(TASK MATERIAL)

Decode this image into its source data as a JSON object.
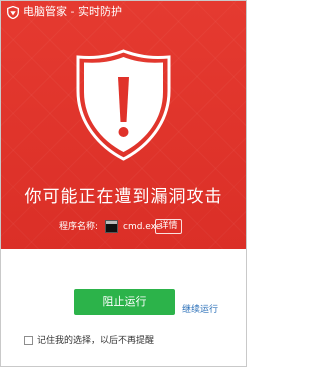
{
  "window": {
    "title": "电脑管家 - 实时防护",
    "accent_color": "#e0322a",
    "logo_icon": "shield-logo-icon"
  },
  "alert": {
    "icon": "warning-shield-icon",
    "headline": "你可能正在遭到漏洞攻击",
    "program_label": "程序名称:",
    "program_icon": "cmd-console-icon",
    "program_name": "cmd.exe",
    "details_label": "详情"
  },
  "actions": {
    "block_label": "阻止运行",
    "block_color": "#2cb34a",
    "continue_label": "继续运行",
    "link_color": "#2a6fb8"
  },
  "remember": {
    "label": "记住我的选择，以后不再提醒",
    "checked": false
  }
}
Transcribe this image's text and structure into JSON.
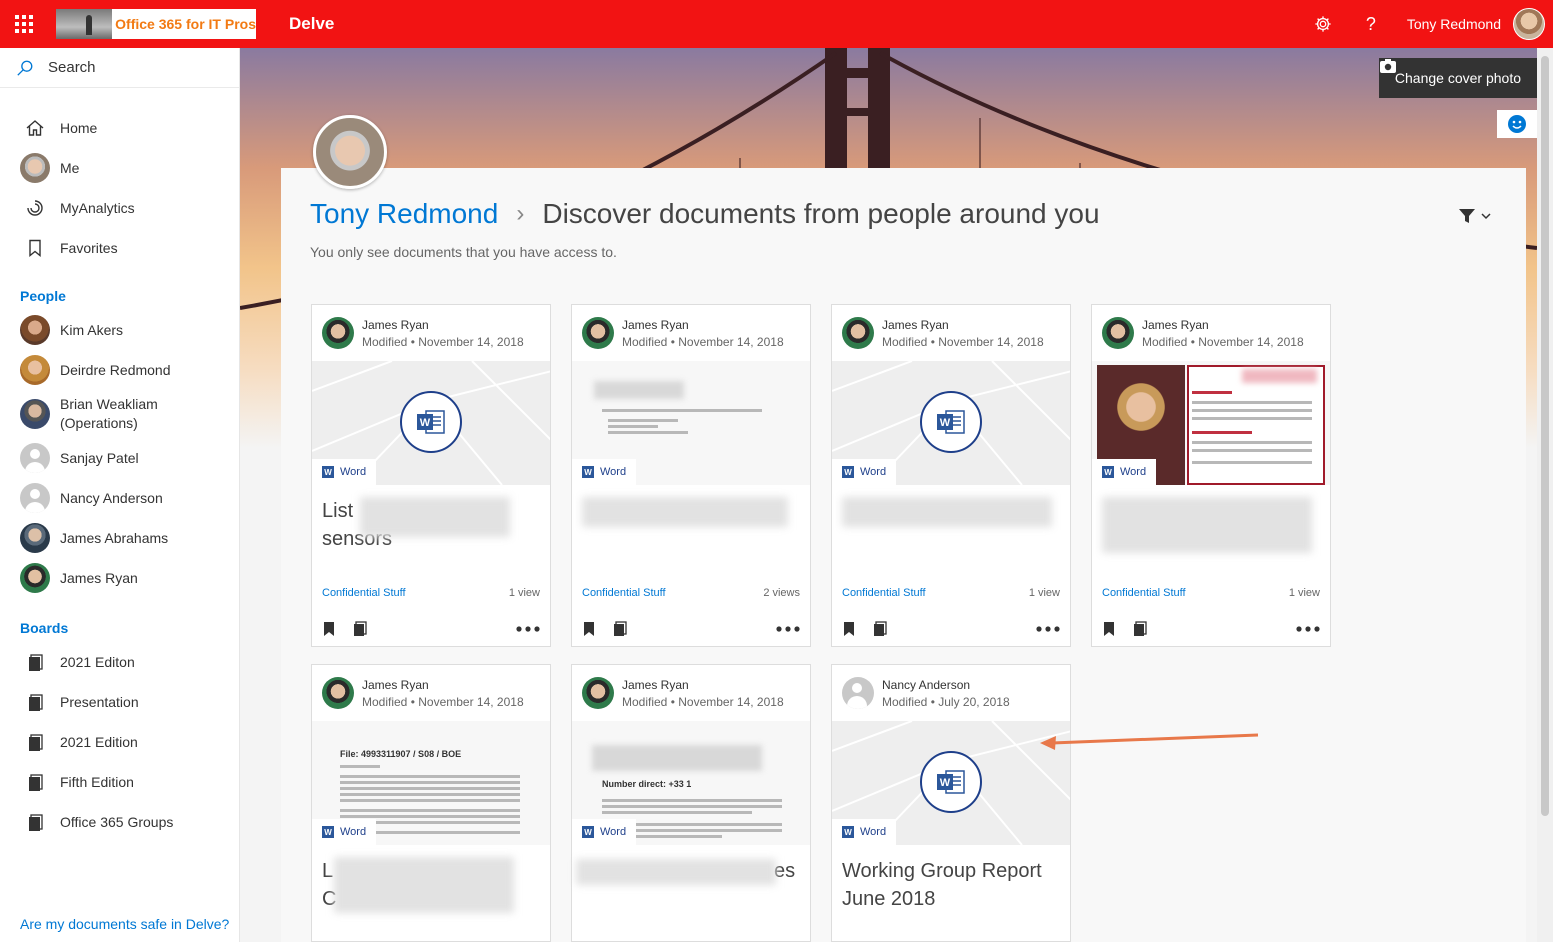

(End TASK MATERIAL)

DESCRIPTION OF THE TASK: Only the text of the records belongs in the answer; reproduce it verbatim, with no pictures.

SOLUTION:
Decode this image into its source data as a JSON object.
{
  "window": {
    "title": "电脑管家 - 实时防护",
    "accent_color": "#e0322a",
    "logo_icon": "shield-logo-icon"
  },
  "alert": {
    "icon": "warning-shield-icon",
    "headline": "你可能正在遭到漏洞攻击",
    "program_label": "程序名称:",
    "program_icon": "cmd-console-icon",
    "program_name": "cmd.exe",
    "details_label": "详情"
  },
  "actions": {
    "block_label": "阻止运行",
    "block_color": "#2cb34a",
    "continue_label": "继续运行",
    "link_color": "#2a6fb8"
  },
  "remember": {
    "label": "记住我的选择，以后不再提醒",
    "checked": false
  }
}
Transcribe this image's text and structure into JSON.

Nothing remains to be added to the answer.